Work order »
Your answer should consist of the lines in the following data that contain "mention".

Records supplied »
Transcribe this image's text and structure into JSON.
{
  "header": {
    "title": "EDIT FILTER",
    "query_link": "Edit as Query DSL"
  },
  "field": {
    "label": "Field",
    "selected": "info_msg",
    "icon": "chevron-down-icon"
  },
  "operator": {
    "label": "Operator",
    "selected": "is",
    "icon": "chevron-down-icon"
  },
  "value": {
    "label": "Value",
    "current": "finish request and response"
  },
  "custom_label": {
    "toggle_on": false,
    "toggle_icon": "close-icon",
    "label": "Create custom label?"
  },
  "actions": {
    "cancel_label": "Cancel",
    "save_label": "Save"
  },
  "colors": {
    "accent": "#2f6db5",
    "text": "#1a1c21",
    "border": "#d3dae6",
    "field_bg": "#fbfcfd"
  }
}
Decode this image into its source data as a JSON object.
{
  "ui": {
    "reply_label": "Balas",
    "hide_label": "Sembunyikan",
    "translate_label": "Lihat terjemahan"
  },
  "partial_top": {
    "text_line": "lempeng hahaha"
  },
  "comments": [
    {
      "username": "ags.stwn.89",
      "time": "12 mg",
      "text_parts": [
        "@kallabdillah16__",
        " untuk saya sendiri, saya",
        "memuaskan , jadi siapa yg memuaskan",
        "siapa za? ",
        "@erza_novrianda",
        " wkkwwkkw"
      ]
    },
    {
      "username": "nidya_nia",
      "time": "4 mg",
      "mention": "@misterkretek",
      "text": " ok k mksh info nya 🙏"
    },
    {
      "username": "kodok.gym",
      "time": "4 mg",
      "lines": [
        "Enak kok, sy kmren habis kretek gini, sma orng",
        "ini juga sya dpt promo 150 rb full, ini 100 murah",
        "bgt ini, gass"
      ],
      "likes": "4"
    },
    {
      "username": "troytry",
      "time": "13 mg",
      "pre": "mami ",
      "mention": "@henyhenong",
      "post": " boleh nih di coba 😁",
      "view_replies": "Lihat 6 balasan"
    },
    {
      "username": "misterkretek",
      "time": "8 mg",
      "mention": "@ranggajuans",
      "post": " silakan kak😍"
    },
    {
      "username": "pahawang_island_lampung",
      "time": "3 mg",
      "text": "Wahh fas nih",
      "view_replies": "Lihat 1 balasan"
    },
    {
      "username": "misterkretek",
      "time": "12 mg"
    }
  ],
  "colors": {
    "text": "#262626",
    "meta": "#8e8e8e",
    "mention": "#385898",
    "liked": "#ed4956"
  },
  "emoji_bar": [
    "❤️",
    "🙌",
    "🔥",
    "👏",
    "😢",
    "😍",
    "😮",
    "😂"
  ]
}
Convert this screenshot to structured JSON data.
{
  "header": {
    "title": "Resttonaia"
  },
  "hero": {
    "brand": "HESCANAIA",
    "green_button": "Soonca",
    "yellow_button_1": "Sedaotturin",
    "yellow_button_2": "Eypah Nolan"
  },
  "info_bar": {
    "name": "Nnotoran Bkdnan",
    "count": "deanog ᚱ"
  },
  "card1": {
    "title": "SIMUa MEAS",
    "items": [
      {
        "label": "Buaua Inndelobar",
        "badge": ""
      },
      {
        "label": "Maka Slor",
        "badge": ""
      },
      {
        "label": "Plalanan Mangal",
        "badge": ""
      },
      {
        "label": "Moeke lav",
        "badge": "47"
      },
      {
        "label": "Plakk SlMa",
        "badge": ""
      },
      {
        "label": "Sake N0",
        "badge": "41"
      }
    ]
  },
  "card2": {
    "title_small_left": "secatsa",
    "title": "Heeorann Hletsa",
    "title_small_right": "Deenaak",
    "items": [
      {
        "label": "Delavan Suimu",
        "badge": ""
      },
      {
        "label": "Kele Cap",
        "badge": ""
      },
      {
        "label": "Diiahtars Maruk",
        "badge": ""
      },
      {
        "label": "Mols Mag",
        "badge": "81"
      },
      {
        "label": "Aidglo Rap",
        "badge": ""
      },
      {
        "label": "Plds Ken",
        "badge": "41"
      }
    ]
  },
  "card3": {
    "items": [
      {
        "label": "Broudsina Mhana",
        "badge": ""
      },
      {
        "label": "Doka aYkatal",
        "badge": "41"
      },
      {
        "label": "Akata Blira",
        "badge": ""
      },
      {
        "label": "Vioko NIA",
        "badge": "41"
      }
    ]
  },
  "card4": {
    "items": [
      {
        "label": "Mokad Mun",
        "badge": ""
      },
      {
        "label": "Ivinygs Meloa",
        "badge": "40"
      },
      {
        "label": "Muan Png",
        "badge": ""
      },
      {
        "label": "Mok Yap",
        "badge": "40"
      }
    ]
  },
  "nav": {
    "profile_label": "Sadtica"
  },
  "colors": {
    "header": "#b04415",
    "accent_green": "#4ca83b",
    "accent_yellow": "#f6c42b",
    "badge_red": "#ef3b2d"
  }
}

Your solution »
      "mention": "@misterkretek",
      "mention": "@henyhenong",
      "mention": "@ranggajuans",
    "mention": "#385898",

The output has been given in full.